Inspirational thoughts and random writings from the alumni and friends of Quad-Cities Christian Writers Conference.

Tuesday, May 29, 2012

Life’s Mysteries

By Robin Steinweg

 Some things are a nagging mystery to me.

1. Why, after years of home-educating my sons and scouring about for questions to ask, do I finally have plenty—now that they’ve graduated?

2. Why do people spend so much time wondering whether the chicken or the egg came first? Or why a chicken crossed the road? In an election year, it’s rather shocking to pass a knot of adults on a street corner having a serious natter about the habits of poultry. And yes, I realize “serious natter” presents a contradiction of terms. You see? It’s a day for mysteries, and it’s a mystery to me why I juxtaposed those two. 

3. And my most recent, most burning question: Why, when both my sheets and my towels are 100% cotton, do my line-dried sheets grow soft, snuggly and fresh, while the line-dried towels grow stiff and stubbornly snuggle-resistant?

T-shirts? Soft. 100% cotton. Blue jeans? Stiff. 100% cotton. Unmentionables? Shush!

What do I do when I have a burning question involving a Life Mystery? I do what I taught my student/sons to do. I researched. I discovered there are several camps concerning dryers and lines.

Camp One is opposed to using dryers and claims that if you use less detergent, pour vinegar in the rinse water (never fabric softener!), and shake your laundry vigorously before hanging on the line, the items will be tolerably soft. You will be environmentally responsible.

Camp Two suggests using vinegar in the rinse water, shaking vigorously, hanging laundry on a breezy day, bringing it all in while slightly damp, and using the Air Dry feature of your dryer for the last 5-10 minutes to fluff it all up nice and soft. This is considered fairly green.

Camp Three says, “Seriously?” And throws the whole load into the dryer. A nod might be given to vinegar replacing fabric softener. But who has time these days to run outside every fifteen minutes to see which items are slightly damp, and bring them inside in shifts, as they get there? And what about bird bombs? And allergens clinging to fabrics that will come in close contact with sensitive noses?

I could find no answer to my basic question as to why 100% cotton sheets grow soft when hung out, while 100% cotton towels grow stiff.

But while I researched, the clock ticked away. And though I righteously jumped on Camp One’s wagon, I thought better of it, and I joined up for Camp Two. Until I reconciled my day’s schedule with the clock. I said, “Seriously?” Tossed some white vinegar into the rinse dispenser, and threw my towels and my jeans into the dryer. After all, the birds are flying bombing raids and the breeze is laden with pollen. Camp Three’s lookin’ good.

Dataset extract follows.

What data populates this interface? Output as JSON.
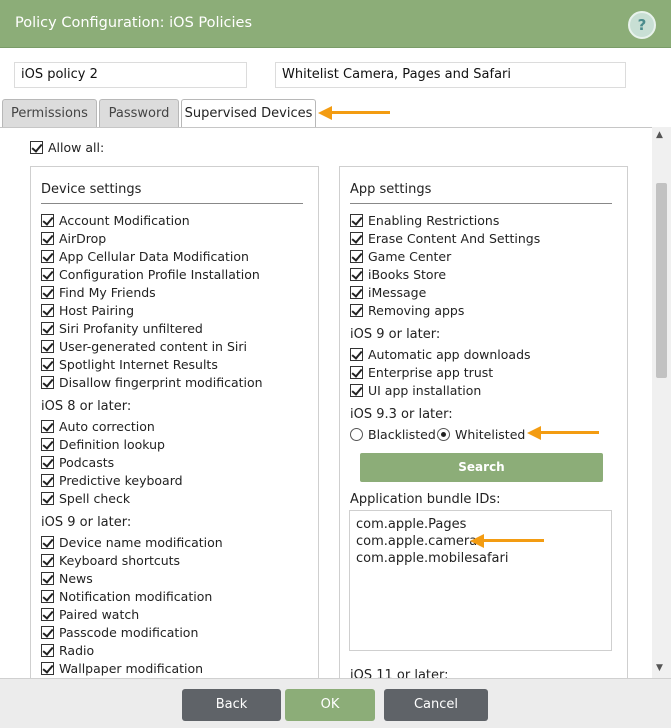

In which camp are you?



  1. And why is Kansas pronounced the way it is, and yet Arkansas is Ar-kan-saw? It's a mystery! :)

    1. Good one! And where do we wear our wares?

  2. As I was growing up, my mother would often hang out the laundry. Sometimes I had to help. It was a bit of a time-consuming affair. Sheets that have blown in the breeze feel awesome and my mom always said the sun makes the whites whiter.

    I choose camp three. I do not have a clothesline and that is my excuse.

    1. This comment has been removed by the author.

    2. Yup, for a typo! Sorry--here's the comment:
      I've heard that the sun not only bleaches out stains, but disinfects! However, your excuse is valid. Thanks for taking time to comment, Lori.

  3. I'm outside the camp. I use fabric softener, give only a cursory shake, and hang everything except tidy whities and blue jeans on the line.